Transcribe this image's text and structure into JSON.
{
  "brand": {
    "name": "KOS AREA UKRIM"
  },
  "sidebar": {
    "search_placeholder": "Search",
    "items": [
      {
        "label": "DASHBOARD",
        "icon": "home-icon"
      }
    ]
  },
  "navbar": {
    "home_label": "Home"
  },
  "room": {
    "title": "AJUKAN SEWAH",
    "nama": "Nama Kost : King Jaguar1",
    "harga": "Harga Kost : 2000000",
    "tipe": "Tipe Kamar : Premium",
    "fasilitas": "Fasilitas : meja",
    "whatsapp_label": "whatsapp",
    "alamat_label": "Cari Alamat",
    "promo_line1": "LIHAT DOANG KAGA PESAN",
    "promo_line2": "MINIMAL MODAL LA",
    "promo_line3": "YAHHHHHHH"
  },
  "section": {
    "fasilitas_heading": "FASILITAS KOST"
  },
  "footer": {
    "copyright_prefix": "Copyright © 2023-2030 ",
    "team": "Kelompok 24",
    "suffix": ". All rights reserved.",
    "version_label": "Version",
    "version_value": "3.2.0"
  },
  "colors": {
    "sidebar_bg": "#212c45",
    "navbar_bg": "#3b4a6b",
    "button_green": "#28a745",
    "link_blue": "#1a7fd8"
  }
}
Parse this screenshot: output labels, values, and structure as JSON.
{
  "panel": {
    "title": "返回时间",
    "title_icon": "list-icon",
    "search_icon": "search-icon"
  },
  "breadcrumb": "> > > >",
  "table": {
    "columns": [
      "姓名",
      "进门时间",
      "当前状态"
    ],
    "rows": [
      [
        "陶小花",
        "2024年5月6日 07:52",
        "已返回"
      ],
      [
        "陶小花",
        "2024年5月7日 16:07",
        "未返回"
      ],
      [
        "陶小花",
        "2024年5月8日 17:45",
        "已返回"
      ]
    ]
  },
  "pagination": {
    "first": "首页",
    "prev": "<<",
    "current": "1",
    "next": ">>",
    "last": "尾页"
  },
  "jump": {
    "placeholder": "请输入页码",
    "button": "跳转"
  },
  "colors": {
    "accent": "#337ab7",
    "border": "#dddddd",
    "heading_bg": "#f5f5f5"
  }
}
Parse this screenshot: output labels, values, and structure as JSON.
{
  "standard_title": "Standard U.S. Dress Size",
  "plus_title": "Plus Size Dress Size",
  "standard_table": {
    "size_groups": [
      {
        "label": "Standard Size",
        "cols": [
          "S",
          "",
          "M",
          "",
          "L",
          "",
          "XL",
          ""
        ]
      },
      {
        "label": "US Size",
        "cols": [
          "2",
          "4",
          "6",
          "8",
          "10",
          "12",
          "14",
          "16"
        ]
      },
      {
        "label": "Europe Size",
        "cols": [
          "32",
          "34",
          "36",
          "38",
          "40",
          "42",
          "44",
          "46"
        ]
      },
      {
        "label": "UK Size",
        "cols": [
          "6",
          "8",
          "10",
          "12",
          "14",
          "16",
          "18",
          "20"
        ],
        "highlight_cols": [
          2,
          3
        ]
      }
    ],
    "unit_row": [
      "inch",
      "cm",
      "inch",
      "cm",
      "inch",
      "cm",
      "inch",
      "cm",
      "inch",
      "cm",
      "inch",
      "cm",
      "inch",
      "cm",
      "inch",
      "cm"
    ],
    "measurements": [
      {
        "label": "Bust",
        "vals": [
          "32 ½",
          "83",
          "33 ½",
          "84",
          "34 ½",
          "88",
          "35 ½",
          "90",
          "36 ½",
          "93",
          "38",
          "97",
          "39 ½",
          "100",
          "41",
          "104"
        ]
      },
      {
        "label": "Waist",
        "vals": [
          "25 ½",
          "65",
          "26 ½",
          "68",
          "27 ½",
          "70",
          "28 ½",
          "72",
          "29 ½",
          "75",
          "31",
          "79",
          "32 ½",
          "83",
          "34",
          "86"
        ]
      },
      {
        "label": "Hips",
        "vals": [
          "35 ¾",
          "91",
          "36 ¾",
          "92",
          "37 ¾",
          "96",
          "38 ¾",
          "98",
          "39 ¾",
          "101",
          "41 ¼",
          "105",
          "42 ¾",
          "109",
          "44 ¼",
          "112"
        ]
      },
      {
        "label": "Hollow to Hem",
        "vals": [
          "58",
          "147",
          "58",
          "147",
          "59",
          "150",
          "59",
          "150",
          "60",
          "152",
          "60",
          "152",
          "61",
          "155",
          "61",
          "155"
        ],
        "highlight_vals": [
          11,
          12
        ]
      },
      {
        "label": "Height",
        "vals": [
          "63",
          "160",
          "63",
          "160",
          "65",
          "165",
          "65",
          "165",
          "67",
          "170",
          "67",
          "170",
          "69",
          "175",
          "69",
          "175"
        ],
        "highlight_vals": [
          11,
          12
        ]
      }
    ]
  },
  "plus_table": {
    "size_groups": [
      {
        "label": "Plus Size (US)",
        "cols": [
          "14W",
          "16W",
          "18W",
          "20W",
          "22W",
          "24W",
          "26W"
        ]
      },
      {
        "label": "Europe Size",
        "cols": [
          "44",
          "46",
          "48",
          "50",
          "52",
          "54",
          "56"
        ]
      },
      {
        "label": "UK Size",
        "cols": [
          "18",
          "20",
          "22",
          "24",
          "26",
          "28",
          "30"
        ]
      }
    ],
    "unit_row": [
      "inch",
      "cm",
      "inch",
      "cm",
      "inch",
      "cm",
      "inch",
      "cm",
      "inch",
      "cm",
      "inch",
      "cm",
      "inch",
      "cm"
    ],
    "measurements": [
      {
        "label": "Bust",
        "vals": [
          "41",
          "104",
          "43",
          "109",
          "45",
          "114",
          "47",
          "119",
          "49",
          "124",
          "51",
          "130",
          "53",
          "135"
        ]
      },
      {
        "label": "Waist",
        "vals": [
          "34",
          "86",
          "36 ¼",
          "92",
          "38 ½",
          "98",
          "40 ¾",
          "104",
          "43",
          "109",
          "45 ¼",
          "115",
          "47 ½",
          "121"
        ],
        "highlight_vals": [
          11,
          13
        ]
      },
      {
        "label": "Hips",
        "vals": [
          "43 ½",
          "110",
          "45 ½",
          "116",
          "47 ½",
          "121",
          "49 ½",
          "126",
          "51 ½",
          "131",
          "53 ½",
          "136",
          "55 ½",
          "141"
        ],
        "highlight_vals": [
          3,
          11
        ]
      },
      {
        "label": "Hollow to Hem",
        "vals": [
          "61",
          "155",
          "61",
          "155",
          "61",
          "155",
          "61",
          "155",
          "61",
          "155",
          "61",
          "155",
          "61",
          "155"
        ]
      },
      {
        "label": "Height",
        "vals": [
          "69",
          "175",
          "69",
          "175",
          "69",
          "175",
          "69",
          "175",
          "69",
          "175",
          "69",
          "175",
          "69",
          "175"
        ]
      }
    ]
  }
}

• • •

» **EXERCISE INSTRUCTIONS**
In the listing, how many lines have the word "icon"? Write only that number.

» **ANSWER AREA**
3